Start of Data listing

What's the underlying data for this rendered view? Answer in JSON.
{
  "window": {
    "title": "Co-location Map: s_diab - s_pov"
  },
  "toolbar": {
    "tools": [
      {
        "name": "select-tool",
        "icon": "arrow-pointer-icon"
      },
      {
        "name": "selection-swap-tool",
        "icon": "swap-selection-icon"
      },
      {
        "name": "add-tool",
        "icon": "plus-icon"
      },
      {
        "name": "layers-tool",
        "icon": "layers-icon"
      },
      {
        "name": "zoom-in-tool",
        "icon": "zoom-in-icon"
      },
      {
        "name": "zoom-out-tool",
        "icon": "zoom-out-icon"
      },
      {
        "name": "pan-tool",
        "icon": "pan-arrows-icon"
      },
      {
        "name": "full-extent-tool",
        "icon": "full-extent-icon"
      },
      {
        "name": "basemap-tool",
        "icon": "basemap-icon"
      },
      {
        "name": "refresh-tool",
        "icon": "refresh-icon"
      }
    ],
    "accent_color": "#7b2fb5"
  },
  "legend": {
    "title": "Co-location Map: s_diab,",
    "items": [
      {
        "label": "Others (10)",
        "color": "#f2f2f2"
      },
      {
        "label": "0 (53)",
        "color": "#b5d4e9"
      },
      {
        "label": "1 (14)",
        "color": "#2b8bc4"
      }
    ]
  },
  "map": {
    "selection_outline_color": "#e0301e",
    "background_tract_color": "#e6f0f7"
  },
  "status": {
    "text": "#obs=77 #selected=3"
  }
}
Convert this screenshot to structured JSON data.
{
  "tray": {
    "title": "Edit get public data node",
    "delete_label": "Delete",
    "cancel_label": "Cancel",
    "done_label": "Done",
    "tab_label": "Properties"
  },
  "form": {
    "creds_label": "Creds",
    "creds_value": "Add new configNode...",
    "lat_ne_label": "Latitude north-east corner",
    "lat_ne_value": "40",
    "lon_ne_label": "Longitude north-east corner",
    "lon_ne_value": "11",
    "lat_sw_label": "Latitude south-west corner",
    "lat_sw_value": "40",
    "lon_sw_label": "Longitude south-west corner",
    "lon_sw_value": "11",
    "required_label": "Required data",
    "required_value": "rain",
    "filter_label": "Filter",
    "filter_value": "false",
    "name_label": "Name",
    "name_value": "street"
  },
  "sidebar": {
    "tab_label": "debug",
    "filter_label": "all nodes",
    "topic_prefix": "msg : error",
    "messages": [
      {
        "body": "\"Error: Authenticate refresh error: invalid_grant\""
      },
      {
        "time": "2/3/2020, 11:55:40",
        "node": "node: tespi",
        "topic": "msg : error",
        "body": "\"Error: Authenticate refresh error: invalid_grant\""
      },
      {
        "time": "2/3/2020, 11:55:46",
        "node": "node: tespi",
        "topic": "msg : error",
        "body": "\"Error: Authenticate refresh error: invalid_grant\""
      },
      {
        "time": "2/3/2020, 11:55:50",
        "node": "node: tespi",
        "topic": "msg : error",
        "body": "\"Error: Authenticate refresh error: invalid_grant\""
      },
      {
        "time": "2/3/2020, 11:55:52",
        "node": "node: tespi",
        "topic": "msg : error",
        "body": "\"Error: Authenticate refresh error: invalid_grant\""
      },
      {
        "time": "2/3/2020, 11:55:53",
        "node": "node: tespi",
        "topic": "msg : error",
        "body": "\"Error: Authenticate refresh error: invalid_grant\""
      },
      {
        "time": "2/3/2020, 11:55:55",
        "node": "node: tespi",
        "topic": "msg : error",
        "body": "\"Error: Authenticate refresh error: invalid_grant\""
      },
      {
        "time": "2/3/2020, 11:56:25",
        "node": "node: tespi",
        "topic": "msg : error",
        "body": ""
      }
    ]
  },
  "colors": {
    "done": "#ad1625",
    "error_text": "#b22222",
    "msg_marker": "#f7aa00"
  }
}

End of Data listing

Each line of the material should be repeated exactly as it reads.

What's the underlying data for this rendered view? Answer in JSON.
{
  "window": {
    "title": "Co-location Map: s_diab - s_pov"
  },
  "toolbar": {
    "tools": [
      {
        "name": "select-tool",
        "icon": "arrow-pointer-icon"
      },
      {
        "name": "selection-swap-tool",
        "icon": "swap-selection-icon"
      },
      {
        "name": "add-tool",
        "icon": "plus-icon"
      },
      {
        "name": "layers-tool",
        "icon": "layers-icon"
      },
      {
        "name": "zoom-in-tool",
        "icon": "zoom-in-icon"
      },
      {
        "name": "zoom-out-tool",
        "icon": "zoom-out-icon"
      },
      {
        "name": "pan-tool",
        "icon": "pan-arrows-icon"
      },
      {
        "name": "full-extent-tool",
        "icon": "full-extent-icon"
      },
      {
        "name": "basemap-tool",
        "icon": "basemap-icon"
      },
      {
        "name": "refresh-tool",
        "icon": "refresh-icon"
      }
    ],
    "accent_color": "#7b2fb5"
  },
  "legend": {
    "title": "Co-location Map: s_diab,",
    "items": [
      {
        "label": "Others (10)",
        "color": "#f2f2f2"
      },
      {
        "label": "0 (53)",
        "color": "#b5d4e9"
      },
      {
        "label": "1 (14)",
        "color": "#2b8bc4"
      }
    ]
  },
  "map": {
    "selection_outline_color": "#e0301e",
    "background_tract_color": "#e6f0f7"
  },
  "status": {
    "text": "#obs=77 #selected=3"
  }
}
Convert this screenshot to structured JSON data.
{
  "tray": {
    "title": "Edit get public data node",
    "delete_label": "Delete",
    "cancel_label": "Cancel",
    "done_label": "Done",
    "tab_label": "Properties"
  },
  "form": {
    "creds_label": "Creds",
    "creds_value": "Add new configNode...",
    "lat_ne_label": "Latitude north-east corner",
    "lat_ne_value": "40",
    "lon_ne_label": "Longitude north-east corner",
    "lon_ne_value": "11",
    "lat_sw_label": "Latitude south-west corner",
    "lat_sw_value": "40",
    "lon_sw_label": "Longitude south-west corner",
    "lon_sw_value": "11",
    "required_label": "Required data",
    "required_value": "rain",
    "filter_label": "Filter",
    "filter_value": "false",
    "name_label": "Name",
    "name_value": "street"
  },
  "sidebar": {
    "tab_label": "debug",
    "filter_label": "all nodes",
    "topic_prefix": "msg : error",
    "messages": [
      {
        "body": "\"Error: Authenticate refresh error: invalid_grant\""
      },
      {
        "time": "2/3/2020, 11:55:40",
        "node": "node: tespi",
        "topic": "msg : error",
        "body": "\"Error: Authenticate refresh error: invalid_grant\""
      },
      {
        "time": "2/3/2020, 11:55:46",
        "node": "node: tespi",
        "topic": "msg : error",
        "body": "\"Error: Authenticate refresh error: invalid_grant\""
      },
      {
        "time": "2/3/2020, 11:55:50",
        "node": "node: tespi",
        "topic": "msg : error",
        "body": "\"Error: Authenticate refresh error: invalid_grant\""
      },
      {
        "time": "2/3/2020, 11:55:52",
        "node": "node: tespi",
        "topic": "msg : error",
        "body": "\"Error: Authenticate refresh error: invalid_grant\""
      },
      {
        "time": "2/3/2020, 11:55:53",
        "node": "node: tespi",
        "topic": "msg : error",
        "body": "\"Error: Authenticate refresh error: invalid_grant\""
      },
      {
        "time": "2/3/2020, 11:55:55",
        "node": "node: tespi",
        "topic": "msg : error",
        "body": "\"Error: Authenticate refresh error: invalid_grant\""
      },
      {
        "time": "2/3/2020, 11:56:25",
        "node": "node: tespi",
        "topic": "msg : error",
        "body": ""
      }
    ]
  },
  "colors": {
    "done": "#ad1625",
    "error_text": "#b22222",
    "msg_marker": "#f7aa00"
  }
}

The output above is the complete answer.